Records from a dataset
---------------

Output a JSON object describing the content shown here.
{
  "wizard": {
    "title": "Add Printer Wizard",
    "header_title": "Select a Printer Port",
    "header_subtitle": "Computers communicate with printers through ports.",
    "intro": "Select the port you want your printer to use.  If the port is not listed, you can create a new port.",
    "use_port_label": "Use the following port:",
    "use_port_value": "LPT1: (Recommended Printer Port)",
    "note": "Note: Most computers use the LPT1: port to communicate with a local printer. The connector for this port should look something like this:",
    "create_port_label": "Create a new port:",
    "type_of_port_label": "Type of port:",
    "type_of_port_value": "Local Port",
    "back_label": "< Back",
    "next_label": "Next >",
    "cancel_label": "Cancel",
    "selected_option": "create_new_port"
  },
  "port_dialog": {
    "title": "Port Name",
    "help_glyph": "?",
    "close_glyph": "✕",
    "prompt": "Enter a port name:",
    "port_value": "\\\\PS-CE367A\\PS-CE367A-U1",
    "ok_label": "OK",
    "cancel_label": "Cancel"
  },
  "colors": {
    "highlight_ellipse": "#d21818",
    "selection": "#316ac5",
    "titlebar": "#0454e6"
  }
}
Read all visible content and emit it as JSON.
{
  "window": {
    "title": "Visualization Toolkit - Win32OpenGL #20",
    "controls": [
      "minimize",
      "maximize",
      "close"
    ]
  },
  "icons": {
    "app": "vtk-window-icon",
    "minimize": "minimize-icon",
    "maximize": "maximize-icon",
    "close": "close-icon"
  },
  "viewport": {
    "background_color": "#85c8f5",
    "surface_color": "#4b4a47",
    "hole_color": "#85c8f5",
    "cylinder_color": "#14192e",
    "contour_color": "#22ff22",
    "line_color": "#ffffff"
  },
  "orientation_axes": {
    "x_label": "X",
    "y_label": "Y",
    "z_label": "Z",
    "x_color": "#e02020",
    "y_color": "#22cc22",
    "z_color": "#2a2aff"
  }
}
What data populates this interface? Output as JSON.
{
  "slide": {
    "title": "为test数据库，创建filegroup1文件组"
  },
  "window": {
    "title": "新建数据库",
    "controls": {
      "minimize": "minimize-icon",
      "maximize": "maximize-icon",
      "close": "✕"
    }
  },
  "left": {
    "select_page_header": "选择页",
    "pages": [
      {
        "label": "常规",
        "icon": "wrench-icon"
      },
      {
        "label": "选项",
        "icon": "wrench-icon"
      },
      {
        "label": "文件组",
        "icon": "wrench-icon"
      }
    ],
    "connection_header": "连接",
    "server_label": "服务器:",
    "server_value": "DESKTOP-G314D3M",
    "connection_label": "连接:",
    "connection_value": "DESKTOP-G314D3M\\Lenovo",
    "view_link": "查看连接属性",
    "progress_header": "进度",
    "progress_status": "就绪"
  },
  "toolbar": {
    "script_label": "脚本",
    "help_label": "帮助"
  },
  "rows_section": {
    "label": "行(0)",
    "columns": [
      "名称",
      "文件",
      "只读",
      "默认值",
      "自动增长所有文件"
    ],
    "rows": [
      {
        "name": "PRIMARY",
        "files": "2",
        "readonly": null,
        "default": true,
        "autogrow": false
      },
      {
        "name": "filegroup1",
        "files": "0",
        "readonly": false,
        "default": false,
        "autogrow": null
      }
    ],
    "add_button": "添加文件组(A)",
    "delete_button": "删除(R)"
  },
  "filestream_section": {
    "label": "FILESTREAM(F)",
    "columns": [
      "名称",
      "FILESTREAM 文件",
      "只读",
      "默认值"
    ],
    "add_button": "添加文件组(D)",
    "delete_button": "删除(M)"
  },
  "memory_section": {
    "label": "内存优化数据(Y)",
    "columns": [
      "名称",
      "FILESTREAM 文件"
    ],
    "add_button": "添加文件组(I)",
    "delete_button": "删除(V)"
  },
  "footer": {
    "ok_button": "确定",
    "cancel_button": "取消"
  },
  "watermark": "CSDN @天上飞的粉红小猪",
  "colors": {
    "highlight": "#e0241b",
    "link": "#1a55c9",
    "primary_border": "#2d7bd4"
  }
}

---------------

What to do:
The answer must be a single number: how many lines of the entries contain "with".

Exercise answer:
2